*** Opening Dataset records ***
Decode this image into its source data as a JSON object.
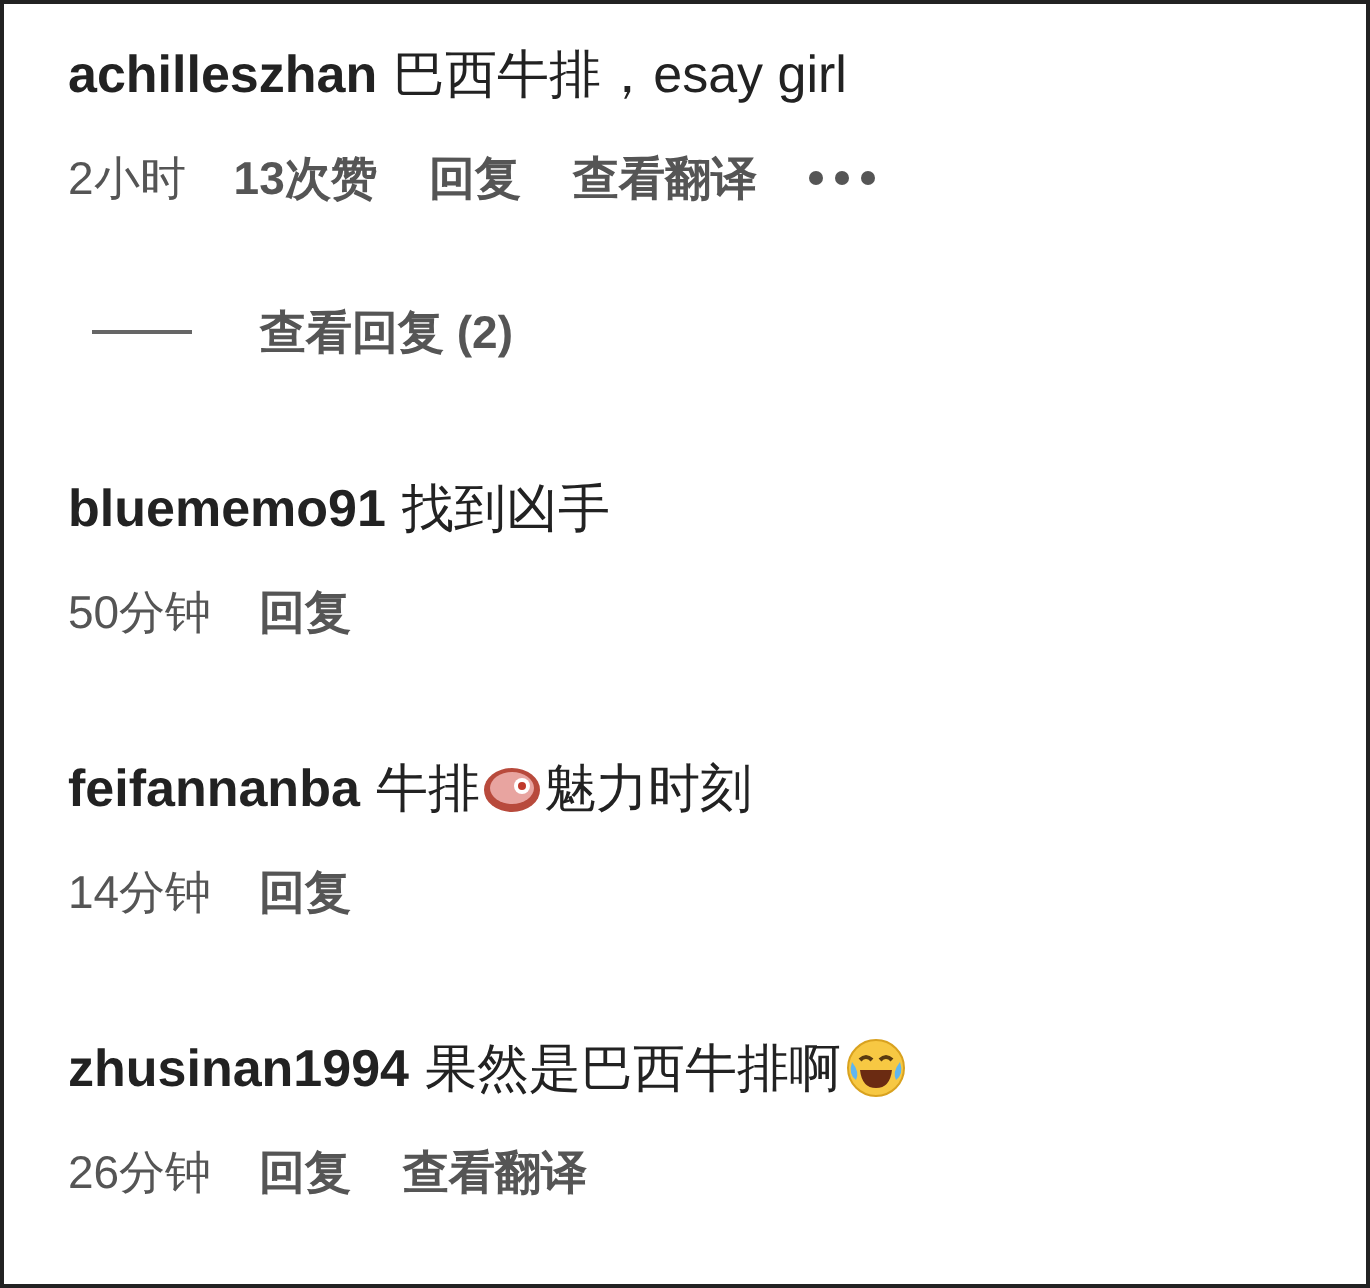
{
  "comments": [
    {
      "user": "achilleszhan",
      "content": [
        {
          "kind": "text",
          "text": "巴西牛排，esay girl"
        }
      ],
      "meta": [
        {
          "kind": "time",
          "text": "2小时"
        },
        {
          "kind": "likes",
          "text": "13次赞"
        },
        {
          "kind": "reply",
          "text": "回复"
        },
        {
          "kind": "translate",
          "text": "查看翻译"
        },
        {
          "kind": "more"
        }
      ],
      "replies": {
        "label": "查看回复 (2)"
      }
    },
    {
      "user": "bluememo91",
      "content": [
        {
          "kind": "text",
          "text": "找到凶手"
        }
      ],
      "meta": [
        {
          "kind": "time",
          "text": "50分钟"
        },
        {
          "kind": "reply",
          "text": "回复"
        }
      ]
    },
    {
      "user": "feifannanba",
      "content": [
        {
          "kind": "text",
          "text": "牛排"
        },
        {
          "kind": "steak"
        },
        {
          "kind": "text",
          "text": "魅力时刻"
        }
      ],
      "meta": [
        {
          "kind": "time",
          "text": "14分钟"
        },
        {
          "kind": "reply",
          "text": "回复"
        }
      ]
    },
    {
      "user": "zhusinan1994",
      "content": [
        {
          "kind": "text",
          "text": "果然是巴西牛排啊"
        },
        {
          "kind": "laugh"
        }
      ],
      "meta": [
        {
          "kind": "time",
          "text": "26分钟"
        },
        {
          "kind": "reply",
          "text": "回复"
        },
        {
          "kind": "translate",
          "text": "查看翻译"
        }
      ]
    }
  ]
}
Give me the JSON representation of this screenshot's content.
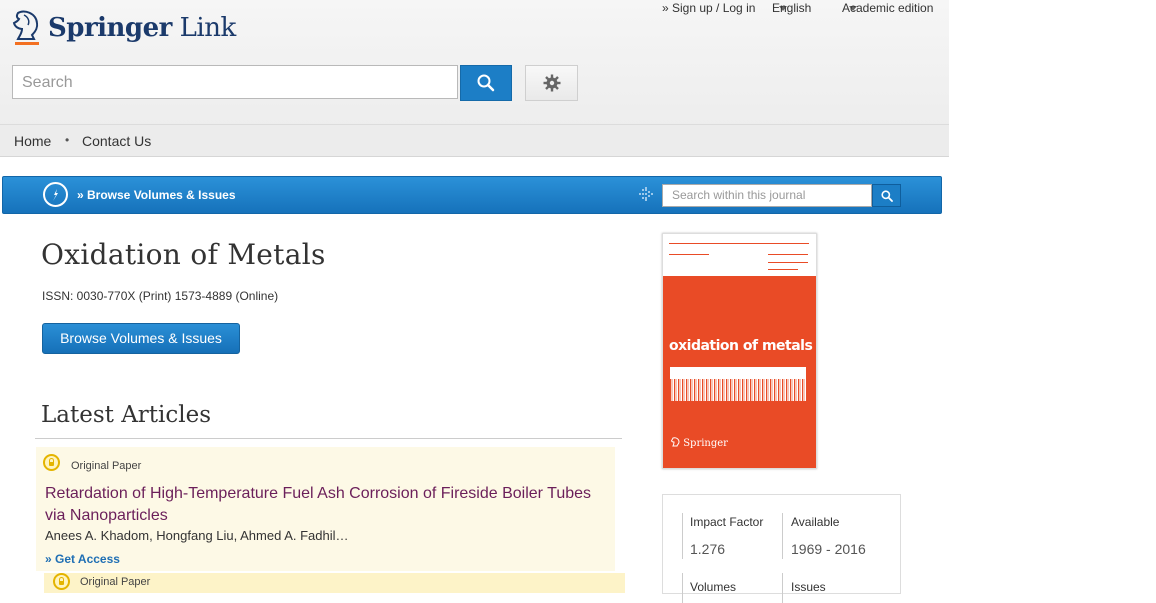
{
  "brand": {
    "name_part1": "Springer",
    "name_part2": "Link"
  },
  "top_links": {
    "signup": "» Sign up / Log in",
    "language": "English",
    "edition": "Academic edition"
  },
  "search": {
    "placeholder": "Search"
  },
  "nav": {
    "home": "Home",
    "contact": "Contact Us"
  },
  "bluebar": {
    "browse_link": "» Browse Volumes & Issues",
    "search_placeholder": "Search within this journal"
  },
  "journal": {
    "title": "Oxidation of Metals",
    "issn": "ISSN: 0030-770X (Print) 1573-4889 (Online)",
    "browse_button": "Browse Volumes & Issues"
  },
  "latest": {
    "heading": "Latest Articles",
    "articles": [
      {
        "type": "Original Paper",
        "title": "Retardation of High-Temperature Fuel Ash Corrosion of Fireside Boiler Tubes via Nanoparticles",
        "authors": "Anees A. Khadom, Hongfang Liu, Ahmed A. Fadhil…",
        "access": "» Get Access"
      },
      {
        "type": "Original Paper"
      }
    ]
  },
  "cover": {
    "title": "oxidation of metals",
    "publisher": "Springer"
  },
  "metrics": {
    "impact_factor_label": "Impact Factor",
    "impact_factor_value": "1.276",
    "available_label": "Available",
    "available_value": "1969 - 2016",
    "volumes_label": "Volumes",
    "issues_label": "Issues"
  },
  "colors": {
    "brand_blue": "#1c7ec6",
    "title_purple": "#6b1f5a",
    "cover_orange": "#e94b26",
    "accent_orange": "#f37021"
  }
}
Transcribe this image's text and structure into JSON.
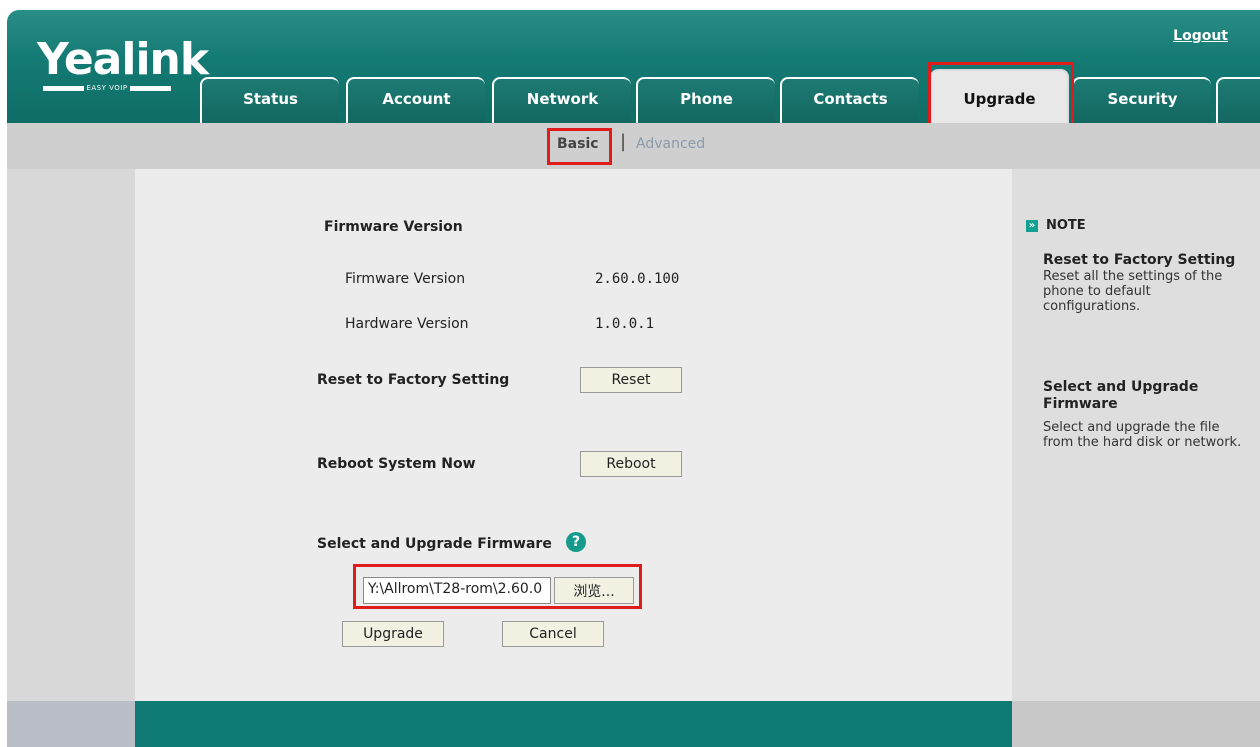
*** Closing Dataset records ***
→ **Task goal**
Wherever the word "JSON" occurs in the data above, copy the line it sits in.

→ **Solution below**
Decode this image into its source data as a JSON object.
Give me the JSON representation of this screenshot's content.
Transcribe this image's text and structure into JSON.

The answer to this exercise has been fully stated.